It’s always interesting when telecom competitors ally themselves to fight a common enemy. We’ve seen this with Microsoft and Apple countering the rising success of Google, and we’re seeing it again as twenty-four telecom operators have formed a cumbersome alliance to produce a platform that will deliver applications to a large spectrum of phones in a vain attempt to counter Apple’s wildly successfully App store.
According to Reuters, this unwieldy conglomerate is supported by three of the world’s largest device makers—LG Electronics, Samsung, and Sony Ericsson, while several significant carriers, including AT&T, Vodafone, NTT Docomo, and China Mobile, have also backed the fledgling program.
But its no wonder telecom operators want to get a piece of the App store action. The downside of offering device such as the iPhone or the iPod Touch is that they promote loyalty to the device instead of to the carrier, why do you think so many customers have put up with AT&T so long? This sort of consumer loyalty leaves the carrier out of luck when it comes to the revenues generated by downloading mobile applications.
For Apple, the App store is a critical piece of this customer loyalty and a major revenue stream, as it offers over three billion applications that allow subscribers to custom build their own individualized mix of software for their handsets. There is simply no other carrier or device that offers the wide variety of options that are at your fingertips at the Apple App store.
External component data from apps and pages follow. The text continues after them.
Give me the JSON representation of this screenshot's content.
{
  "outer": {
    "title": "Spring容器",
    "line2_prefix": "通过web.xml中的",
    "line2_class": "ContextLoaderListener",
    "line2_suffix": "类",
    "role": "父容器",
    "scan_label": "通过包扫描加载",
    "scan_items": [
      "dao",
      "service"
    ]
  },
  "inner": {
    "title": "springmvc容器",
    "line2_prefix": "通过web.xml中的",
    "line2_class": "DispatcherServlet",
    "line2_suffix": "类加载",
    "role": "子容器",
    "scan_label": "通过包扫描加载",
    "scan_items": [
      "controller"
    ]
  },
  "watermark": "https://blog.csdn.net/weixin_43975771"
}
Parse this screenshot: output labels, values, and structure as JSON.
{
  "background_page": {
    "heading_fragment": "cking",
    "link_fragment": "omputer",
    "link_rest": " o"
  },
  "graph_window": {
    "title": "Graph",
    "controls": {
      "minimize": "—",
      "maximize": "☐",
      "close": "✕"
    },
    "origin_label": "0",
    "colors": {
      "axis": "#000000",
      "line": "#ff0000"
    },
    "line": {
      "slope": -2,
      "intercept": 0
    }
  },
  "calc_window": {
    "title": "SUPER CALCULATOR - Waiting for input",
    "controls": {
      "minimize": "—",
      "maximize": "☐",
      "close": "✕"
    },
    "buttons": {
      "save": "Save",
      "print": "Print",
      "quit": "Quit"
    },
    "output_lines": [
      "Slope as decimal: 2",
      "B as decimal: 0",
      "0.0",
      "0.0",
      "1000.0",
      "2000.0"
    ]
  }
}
The problem with this new alliance, as I see it, will be bureaucracy and competitive sharing. Many of these operators who have joined this alliance are fierce competitors, and have always worked to one-up each other to win market share.
I can’t see them all readily sharing their trade secrets and competitive niches for the greater good. Further, as Mark Newman, chief research officer at Informa Telecoms & Media states, “I do question whether such a large group of mobile operators will be able to achieve the level of cooperation and integration required to make this initiative a success.” Will they be able to make any quick decisions or any decisions at all, when twenty-four voices need to have their say?
Beyond this, however, is the issue of actually providing customers applications that they would want to purchase, and analysts are already skeptical over the willingness of software producers to take a risk on producing content for the alliance’s unproven platform, especially with the constant lure of the solid customer base the App store enjoys.
Apple is a company that has garnered success for themselves through sleek and sophisticated products backed by a well-managed and well-oiled machine, and it remains to be seen whether a bulky alliance of telecom competitors will be able to do anything to challenge the supremacy of their App store.